ST. PAUL, Minn. – An avid poker player, Phil Kessel knows drawing three of a kind three hands in a row can bring a potential windfall of chips.
The hockey equivalent has brought the Pittsburgh Penguins a windfall of wins.
Kessel recorded three points in three consecutive games for the first time in his career, backing another strong showing from goalie Casey DeSmith and leading the Penguins to a 3-2 victory over the Minnesota Wild on Monday night.
The Penguins closed out 2018 on a season-high six-game winning streak.
“When (Kessel) has some time and space, he’s as good a playmaker as there is in the league and he can shoot the puck as well himself. He’s got as dangerous a wrist shot as there is,” coach Mike Sullivan said. “We’re trying to put him in offensive situations to allow him to play to his strengths, but he’s certainly helped us on the offensive side for sure.”
Kessel had a hand in all three Penguins goals, scoring one and setting up two others.
The first two came in the final five minutes of the first period as the Penguins turned a 1-0 deficit after a Mikko Koivu power-play goal into a 2-1 lead.
The first came at the hands of the red-hot Penguins power play after Nate Prosser took a kneeing minor to stop a Matt Cullen scoring chance.
Kessel gathered a puck on the right wing, faked a shot and threaded a pass through defenseman Ryan Suter’s legs in the slot to Sidney Crosby at the far post for a tap-in.
It was the fifth straight successful power play for the Penguins, who went 4 for 4 Saturday night in St. Louis.
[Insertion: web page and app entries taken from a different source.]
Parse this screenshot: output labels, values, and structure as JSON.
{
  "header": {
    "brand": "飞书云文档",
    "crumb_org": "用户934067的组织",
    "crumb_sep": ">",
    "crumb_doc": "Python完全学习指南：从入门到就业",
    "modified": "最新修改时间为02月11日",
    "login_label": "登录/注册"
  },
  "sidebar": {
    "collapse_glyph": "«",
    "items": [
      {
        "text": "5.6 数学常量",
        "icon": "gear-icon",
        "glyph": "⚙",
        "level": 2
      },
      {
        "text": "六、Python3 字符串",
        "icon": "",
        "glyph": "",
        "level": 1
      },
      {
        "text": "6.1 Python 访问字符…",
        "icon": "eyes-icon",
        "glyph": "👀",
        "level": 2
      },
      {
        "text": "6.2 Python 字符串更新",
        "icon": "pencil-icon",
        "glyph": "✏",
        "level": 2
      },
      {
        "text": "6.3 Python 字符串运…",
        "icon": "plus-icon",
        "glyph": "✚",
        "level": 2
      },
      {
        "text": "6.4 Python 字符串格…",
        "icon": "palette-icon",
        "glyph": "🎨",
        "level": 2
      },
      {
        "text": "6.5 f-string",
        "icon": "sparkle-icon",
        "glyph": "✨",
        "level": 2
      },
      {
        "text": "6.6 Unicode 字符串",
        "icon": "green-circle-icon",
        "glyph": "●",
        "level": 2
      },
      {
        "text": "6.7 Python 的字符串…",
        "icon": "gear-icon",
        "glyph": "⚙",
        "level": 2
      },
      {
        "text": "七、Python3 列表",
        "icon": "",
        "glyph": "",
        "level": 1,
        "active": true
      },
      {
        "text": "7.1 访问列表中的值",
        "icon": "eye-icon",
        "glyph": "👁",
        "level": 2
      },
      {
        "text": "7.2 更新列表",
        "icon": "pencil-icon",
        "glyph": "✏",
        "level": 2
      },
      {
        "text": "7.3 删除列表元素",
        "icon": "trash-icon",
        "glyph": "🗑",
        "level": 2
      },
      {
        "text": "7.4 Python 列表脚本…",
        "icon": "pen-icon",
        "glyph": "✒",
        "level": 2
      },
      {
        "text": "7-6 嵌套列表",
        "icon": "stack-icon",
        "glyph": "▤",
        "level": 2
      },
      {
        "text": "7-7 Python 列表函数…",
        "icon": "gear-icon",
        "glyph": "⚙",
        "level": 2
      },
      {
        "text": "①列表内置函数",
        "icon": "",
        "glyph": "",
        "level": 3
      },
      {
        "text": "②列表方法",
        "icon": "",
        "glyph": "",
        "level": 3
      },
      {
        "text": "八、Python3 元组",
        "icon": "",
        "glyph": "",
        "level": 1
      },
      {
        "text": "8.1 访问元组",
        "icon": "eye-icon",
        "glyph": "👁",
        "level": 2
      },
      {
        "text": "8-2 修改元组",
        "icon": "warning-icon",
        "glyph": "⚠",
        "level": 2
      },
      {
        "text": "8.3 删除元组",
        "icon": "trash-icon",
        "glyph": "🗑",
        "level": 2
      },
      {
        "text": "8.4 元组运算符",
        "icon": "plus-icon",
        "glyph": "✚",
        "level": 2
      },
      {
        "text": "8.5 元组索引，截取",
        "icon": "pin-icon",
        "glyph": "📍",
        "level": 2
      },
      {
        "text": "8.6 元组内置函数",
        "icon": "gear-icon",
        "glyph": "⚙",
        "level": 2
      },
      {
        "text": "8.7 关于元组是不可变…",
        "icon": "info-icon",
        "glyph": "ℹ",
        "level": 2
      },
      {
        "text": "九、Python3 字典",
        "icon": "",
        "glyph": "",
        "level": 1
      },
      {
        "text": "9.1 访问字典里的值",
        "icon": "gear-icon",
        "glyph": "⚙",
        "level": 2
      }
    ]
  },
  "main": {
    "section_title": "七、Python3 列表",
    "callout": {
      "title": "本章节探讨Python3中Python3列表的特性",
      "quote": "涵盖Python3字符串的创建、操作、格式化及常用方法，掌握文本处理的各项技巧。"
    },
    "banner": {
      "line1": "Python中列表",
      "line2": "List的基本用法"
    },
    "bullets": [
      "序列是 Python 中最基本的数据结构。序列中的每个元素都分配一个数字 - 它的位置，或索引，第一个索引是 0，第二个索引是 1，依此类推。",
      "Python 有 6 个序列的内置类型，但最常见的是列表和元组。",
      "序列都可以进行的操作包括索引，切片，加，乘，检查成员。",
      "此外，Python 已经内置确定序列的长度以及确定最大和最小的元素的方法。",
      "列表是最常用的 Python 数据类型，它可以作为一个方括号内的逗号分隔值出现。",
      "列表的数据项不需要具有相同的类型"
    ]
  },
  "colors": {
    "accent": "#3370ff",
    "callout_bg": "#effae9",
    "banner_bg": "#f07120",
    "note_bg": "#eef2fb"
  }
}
“He passes pretty hard, so you’ve got to be ready,” Crosby said. “You see on the power-play goal there. I don’t know how it got it through. It was an unbelievable pass. When he’s got the puck, you have to be ready at all times. He made it easy on me there.”
Kessel scored in the final minute of the period.
Zach Aston-Reese stole a puck from defenseman Jared Spurgeon on the forecheck, leading to a bad-angle shot from Kessel in the right-wing corner that hit Suter’s stick and hopped past goalie Devan Dubnyk.
The goal seemed to wake up the Wild, who dominated the Penguins in the second period, taking a 13-7 advantage in shots and peppering DeSmith with a barrage of high-quality chances.
He stopped them all.
About nine minutes in, he used his left pad to stop an Eric Staal one-time slam from the top of the crease. In the final five minutes of the period, he stopped Jonas Brodin with the left pad as he barged alone down the slot and turned back Koivu on a two-on-one.
The Wild also had a goal waved off in the period when referees ruled that Luke Kunin batted in a Zach Parise shot with a high stick.
“It’s all about, as a goaltender, kind of managing the game and knowing when they’re kind of pressing and just doing what you can to hold them off until your team finds a way to push back and respond,” DeSmith said. “Luckily, I was able to do that a little bit during the second period.”
In between DeSmith’s saves, Riley Sheahan scored a critical second-period goal for the Penguins when his shot from the right wing tipped a stick and nestled in the top corner of the net behind Dubynk to make it 3-1.
It gave the Penguins the cushion they needed to withstand a Parise goal in the third period.
It was set up by a pass from – you guessed it – Kessel.
“He seems to be the one doing the dishing,” Crosby said. “It’s just getting him the puck. He’s making some great plays.”
Jonathan Bombulie is a Tribune-Review staff writer. You can contact Jonathan at firstname.lastname@example.org or via Twitter @BombulieTrib.